VCS Paraprofessional Sue Beaton said the trip was “so much fun.” While it wasn’t her first time winter camping, Beaton said she really enjoyed the opportunities offered at Northern Tier as well as the time spent with the students. Besides teaching outdoor skills, the trip was a chance for team-building and cooperative learning, she said.
Students got the chance to cross-country ski, snowshoe, sled, cook outdoors, and build snow shelters called quinzees. The students had the choice of sleeping outdoors in the quinzees they had built, or in the unheated cabins at the adventure base. And while Stetson said the night he spent in the quinzee was pretty warm, his classmates who opted for the unheated cabin said it was chilly, even in the winter camping sleeping bags.
Stetson said the outdoor sleeping arrangement included two sleeping bags, a camping bag, and tarp. Among the other sub-zero heroes was eleventh-grader Jules Schmidt and eighth-grader Alyssa Costello, who acknowledged that it was a pretty cold experience. “But the food was good,” she added.
Ninth-grader Preston Tyndall said it was really fun being outdoors all day. His grandfather owns Canoe Country Outfitters in Ely, so he is no stranger to spending time outside.
“I want to go again,” he said.
The staff at Northern Tier clearly made an impression on ninth-grader Gage Monsrud, who said he hopes to get a summer job at the base when he is older. He wouldn’t be the first VCS student to do so— Jules Schmidt worked at the base last summer.
Making life-changing impressions is part of the mission at Northern Tier. Mike Joint, the associate program director at the Scout base, said their mission is to deliver wilderness adventures that last a lifetime, as well as to provide high-quality character development to teenagers.
“You give a kid a chance to camp this time of year, something they never thought possible,” he said. “It really opens their eyes.”
Joint is a former paraprofessional at VCS and helped arrange the trip, which was provided at no cost, as part of the organization’s outreach program. While the adventure base mostly serves Scout troops, they do have a special fund, created by donors, to serve other youth.
The base provides all the winter gear, including outerwear and boots, to make sure the participants can stay warm in the winter temperatures.
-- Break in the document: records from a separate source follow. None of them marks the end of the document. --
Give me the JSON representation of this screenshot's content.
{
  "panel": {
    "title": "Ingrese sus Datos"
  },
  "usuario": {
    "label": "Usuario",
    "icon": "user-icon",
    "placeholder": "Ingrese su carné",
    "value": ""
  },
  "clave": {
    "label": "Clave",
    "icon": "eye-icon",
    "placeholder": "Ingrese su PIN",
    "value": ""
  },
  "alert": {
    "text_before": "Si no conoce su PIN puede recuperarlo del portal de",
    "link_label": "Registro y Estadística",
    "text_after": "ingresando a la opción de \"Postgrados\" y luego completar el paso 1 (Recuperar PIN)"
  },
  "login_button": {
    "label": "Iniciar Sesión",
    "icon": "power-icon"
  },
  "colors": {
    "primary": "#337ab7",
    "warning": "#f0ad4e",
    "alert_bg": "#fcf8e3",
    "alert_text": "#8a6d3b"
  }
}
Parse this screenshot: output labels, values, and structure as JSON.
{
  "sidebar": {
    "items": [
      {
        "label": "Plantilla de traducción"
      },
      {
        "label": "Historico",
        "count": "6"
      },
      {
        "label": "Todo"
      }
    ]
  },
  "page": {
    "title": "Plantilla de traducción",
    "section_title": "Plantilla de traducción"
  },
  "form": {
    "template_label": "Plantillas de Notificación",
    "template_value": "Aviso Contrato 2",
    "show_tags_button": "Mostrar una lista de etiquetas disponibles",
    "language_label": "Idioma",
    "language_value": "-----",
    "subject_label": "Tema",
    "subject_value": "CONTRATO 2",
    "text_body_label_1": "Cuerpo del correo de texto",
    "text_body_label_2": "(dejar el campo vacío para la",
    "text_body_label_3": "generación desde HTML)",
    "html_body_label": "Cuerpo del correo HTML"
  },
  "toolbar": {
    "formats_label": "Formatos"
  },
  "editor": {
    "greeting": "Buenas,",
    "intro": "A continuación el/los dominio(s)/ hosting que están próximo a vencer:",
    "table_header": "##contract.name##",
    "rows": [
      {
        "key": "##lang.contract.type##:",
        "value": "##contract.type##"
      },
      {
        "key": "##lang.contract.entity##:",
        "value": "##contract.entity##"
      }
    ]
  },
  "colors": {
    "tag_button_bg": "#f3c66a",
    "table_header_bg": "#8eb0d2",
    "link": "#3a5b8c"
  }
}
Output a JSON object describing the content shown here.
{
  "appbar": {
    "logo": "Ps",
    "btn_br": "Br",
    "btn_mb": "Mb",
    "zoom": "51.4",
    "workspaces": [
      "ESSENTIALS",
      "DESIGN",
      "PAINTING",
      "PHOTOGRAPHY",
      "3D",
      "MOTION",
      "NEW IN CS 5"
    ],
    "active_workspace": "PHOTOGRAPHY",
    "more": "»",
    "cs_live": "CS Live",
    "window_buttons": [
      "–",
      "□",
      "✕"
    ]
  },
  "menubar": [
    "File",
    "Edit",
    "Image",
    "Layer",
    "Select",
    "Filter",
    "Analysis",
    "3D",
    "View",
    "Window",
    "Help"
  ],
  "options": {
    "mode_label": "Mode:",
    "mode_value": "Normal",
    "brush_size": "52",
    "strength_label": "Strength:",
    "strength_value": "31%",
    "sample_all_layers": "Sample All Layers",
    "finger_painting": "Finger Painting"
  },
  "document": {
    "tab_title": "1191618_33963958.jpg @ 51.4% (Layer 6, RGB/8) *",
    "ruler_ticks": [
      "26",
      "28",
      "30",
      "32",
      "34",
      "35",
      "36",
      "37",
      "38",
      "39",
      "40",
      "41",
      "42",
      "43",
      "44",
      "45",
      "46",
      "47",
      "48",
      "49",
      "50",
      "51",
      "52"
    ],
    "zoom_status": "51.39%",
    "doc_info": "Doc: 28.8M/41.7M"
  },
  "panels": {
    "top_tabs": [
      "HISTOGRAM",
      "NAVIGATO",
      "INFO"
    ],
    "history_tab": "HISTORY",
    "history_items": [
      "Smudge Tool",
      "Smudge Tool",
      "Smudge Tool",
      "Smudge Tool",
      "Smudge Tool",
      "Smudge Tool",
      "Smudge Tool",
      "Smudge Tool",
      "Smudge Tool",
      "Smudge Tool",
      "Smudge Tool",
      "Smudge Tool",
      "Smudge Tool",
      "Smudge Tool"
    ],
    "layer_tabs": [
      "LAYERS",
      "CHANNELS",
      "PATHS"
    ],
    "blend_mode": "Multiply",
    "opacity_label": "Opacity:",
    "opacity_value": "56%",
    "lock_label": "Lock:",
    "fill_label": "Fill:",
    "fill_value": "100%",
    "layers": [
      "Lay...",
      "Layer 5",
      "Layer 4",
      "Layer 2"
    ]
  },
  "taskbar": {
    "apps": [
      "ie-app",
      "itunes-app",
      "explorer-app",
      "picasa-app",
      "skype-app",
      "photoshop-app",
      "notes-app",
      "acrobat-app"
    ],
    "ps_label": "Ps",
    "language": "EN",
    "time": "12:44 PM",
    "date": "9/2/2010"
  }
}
The base can serve up to 22 groups of teens at a time, in their 22 cabins.
“We have room on the base in the cabins in case it’s too cold to camp outdoors,” Joint said.
The Scouts stand for year-round outdoor programming, Joint said. “Our goal is to have youth having experiences in the outdoors, and not stopping when the weather gets bad.”
High Adventure has been working with VCS for several years now, offering a winter camping and a summer canoeing trip at little or no cost to the school. Joint says they hope to make these two trips an annual part of the VCS student experience.
“We are such a small charter school,” said teacher Karin Schmidt. “It’s essential that we reach out to the community and form partnerships. The fact that we can partner with Northern Tier helps us further our educational goals.”
Schmidt noted that the staff at Northern Tier has the expertise to teach students topics that expand on the curriculum offered at the school.
“We have also formed partnerships with the DNR, Lake Vermilion Soudan Underground Mine State Park, and the Laurentian Environmental Center. We are hoping to form more community partnerships,” she said, “especially in the areas of the arts and music.”
VCS is a grades 7-12 charter school that has a focus on environmental learning, so these trips are actually an outgrowth of the school’s curriculum, said Schmidt, who has participated in the outdoor adventures in past years. School staff hope that over the course of their time at VCS, most of the students will get the opportunity to take one or two of these wilderness trips.
Giants Ridge trip
VCS students’ winter fun got another boost last Friday, when they spent a day skiing at Giants Ridge. Stetson couldn’t wait to try downhill skiing for the first time. The trip was part of the school’s positive behavior incentive program, where students who are meeting academic and attendance goals are rewarded with a special field trip at the end of each quarter. This is in addition to the regularly-scheduled school-wide field trips.